-- Problem statement --
Gather all lines with "value" from the records.

[Dataset rows for apps and sites]
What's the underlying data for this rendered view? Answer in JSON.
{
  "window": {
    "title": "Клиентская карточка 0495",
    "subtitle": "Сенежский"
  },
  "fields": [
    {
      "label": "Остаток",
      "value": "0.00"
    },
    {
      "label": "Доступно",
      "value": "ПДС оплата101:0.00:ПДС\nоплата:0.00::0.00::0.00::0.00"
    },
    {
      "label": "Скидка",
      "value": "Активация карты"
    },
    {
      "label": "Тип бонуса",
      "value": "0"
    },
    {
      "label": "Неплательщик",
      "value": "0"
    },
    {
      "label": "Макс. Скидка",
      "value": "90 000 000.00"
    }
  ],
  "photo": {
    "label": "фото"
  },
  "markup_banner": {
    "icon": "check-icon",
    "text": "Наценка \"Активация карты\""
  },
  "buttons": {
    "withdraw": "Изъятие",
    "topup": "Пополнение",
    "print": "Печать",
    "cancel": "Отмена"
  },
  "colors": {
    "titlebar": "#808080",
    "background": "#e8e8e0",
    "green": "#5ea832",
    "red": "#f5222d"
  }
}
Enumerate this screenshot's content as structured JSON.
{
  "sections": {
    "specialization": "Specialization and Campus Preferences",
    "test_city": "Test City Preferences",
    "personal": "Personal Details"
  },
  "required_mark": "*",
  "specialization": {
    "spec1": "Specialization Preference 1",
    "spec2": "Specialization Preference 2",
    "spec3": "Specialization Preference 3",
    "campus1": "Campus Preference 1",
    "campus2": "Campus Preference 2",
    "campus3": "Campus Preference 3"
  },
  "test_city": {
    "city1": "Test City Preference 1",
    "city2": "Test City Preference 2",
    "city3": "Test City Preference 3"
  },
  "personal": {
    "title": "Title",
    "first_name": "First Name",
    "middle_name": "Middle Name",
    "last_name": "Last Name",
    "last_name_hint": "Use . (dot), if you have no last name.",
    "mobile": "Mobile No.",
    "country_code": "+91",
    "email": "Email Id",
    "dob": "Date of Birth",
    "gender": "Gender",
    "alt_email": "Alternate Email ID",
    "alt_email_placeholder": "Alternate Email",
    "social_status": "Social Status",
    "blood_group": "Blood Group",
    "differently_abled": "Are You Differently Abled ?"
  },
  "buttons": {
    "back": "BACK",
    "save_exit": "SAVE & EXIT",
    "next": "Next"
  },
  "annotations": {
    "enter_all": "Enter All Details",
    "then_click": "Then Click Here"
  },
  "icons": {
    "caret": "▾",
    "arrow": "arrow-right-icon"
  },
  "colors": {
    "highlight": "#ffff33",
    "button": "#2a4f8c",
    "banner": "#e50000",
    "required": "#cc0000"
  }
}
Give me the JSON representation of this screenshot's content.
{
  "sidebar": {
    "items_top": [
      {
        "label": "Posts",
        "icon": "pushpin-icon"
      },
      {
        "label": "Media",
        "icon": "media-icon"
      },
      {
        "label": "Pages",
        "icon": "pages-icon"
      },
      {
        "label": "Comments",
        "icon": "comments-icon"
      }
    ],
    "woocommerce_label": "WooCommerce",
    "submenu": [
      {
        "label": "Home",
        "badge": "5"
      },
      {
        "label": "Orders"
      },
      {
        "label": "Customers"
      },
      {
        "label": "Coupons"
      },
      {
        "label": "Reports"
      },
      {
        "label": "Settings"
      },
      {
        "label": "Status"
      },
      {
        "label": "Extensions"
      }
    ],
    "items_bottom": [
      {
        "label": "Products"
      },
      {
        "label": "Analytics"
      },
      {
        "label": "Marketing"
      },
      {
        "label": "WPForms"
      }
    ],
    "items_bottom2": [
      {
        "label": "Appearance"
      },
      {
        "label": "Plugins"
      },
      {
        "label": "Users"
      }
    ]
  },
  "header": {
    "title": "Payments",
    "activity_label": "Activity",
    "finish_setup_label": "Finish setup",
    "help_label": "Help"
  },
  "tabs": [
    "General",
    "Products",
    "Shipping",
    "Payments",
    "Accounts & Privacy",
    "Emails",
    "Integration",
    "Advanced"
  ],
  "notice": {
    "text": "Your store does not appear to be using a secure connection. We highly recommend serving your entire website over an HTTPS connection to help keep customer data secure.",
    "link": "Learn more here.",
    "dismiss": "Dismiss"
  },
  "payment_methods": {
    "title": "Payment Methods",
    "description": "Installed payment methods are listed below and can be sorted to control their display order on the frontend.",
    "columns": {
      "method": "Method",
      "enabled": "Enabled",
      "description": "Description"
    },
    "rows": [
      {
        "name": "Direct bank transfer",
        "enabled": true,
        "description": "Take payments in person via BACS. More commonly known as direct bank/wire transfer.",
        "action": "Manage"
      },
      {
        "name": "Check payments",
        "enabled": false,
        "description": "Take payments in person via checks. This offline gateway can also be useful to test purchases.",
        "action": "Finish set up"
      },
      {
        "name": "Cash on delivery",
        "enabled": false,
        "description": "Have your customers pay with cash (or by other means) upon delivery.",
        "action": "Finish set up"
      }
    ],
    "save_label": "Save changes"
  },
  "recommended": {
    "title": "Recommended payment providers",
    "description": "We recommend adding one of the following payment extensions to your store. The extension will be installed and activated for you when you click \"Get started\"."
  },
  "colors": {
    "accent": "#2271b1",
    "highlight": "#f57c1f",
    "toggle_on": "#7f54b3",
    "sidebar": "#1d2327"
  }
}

-- Response to this task --
      "value": "0.00"
      "value": "ПДС оплата101:0.00:ПДС\nоплата:0.00::0.00::0.00::0.00"
      "value": "Активация карты"
      "value": "0"
      "value": "0"
      "value": "90 000 000.00"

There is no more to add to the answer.